* **Assignment**
Within the records that follow, count the lines containing the string "YMax". Reply only with the count.
○ ○ ○
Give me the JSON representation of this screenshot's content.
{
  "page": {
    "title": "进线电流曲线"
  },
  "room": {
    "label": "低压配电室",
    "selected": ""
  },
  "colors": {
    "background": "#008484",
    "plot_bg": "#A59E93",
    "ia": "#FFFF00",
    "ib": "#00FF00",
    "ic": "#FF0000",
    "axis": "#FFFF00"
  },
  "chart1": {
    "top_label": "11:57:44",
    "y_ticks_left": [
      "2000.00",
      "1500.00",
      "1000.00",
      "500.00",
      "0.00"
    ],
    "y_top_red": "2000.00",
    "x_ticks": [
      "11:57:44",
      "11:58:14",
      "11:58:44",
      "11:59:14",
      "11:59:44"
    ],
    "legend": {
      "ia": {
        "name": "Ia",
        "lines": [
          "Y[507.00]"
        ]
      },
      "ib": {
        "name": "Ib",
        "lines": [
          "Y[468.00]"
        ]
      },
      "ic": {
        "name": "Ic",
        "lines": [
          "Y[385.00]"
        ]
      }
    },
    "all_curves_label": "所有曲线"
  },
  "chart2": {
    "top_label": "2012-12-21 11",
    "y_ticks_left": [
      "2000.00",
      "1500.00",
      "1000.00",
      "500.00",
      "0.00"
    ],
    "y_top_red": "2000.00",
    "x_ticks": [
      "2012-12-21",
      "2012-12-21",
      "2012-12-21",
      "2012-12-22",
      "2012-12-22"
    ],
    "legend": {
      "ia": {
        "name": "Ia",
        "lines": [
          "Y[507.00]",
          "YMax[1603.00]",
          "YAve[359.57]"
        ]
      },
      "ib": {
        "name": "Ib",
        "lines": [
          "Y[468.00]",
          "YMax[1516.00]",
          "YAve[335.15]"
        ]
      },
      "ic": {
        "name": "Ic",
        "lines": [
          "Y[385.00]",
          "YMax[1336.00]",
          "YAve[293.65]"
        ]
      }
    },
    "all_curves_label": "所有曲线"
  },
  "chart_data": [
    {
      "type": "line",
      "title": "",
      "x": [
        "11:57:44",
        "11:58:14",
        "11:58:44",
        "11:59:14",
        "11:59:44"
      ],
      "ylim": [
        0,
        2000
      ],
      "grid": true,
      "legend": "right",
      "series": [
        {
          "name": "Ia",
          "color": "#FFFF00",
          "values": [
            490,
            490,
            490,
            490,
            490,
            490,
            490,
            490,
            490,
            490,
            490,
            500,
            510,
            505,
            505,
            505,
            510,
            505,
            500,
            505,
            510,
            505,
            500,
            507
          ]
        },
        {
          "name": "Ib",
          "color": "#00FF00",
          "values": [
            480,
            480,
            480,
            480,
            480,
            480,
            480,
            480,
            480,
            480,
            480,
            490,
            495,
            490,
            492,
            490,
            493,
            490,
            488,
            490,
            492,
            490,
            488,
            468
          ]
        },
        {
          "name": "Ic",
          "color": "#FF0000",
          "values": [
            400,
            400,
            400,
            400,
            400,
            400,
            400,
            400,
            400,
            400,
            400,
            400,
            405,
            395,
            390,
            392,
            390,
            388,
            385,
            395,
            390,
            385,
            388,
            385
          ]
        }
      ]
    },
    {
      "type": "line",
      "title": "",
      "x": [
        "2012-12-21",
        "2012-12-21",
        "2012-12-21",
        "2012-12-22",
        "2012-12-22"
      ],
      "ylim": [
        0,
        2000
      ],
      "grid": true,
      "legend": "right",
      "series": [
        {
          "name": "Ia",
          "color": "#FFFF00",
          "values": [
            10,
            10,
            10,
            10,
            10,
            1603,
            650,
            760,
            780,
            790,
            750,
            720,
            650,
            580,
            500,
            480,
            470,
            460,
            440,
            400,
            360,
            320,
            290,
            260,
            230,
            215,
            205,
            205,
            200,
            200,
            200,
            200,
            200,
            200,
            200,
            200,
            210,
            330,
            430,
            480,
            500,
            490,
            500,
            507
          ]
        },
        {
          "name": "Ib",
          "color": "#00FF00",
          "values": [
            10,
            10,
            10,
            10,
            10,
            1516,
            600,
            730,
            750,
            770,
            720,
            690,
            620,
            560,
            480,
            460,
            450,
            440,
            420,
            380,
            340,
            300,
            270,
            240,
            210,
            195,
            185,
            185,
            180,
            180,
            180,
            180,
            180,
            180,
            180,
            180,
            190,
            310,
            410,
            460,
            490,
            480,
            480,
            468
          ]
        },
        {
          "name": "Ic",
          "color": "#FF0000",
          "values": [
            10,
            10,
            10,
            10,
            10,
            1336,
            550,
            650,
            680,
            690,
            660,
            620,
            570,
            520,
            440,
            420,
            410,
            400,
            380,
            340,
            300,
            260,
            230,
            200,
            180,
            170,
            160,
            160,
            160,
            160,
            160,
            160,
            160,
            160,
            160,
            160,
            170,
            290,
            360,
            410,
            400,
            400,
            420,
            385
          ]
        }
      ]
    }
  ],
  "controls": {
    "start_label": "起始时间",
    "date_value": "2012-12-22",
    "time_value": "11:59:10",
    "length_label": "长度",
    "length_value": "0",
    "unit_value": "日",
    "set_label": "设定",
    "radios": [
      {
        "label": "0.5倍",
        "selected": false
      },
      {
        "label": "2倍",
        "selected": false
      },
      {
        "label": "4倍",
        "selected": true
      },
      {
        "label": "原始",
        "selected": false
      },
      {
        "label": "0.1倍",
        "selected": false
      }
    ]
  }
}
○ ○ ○
* **Written answer**
3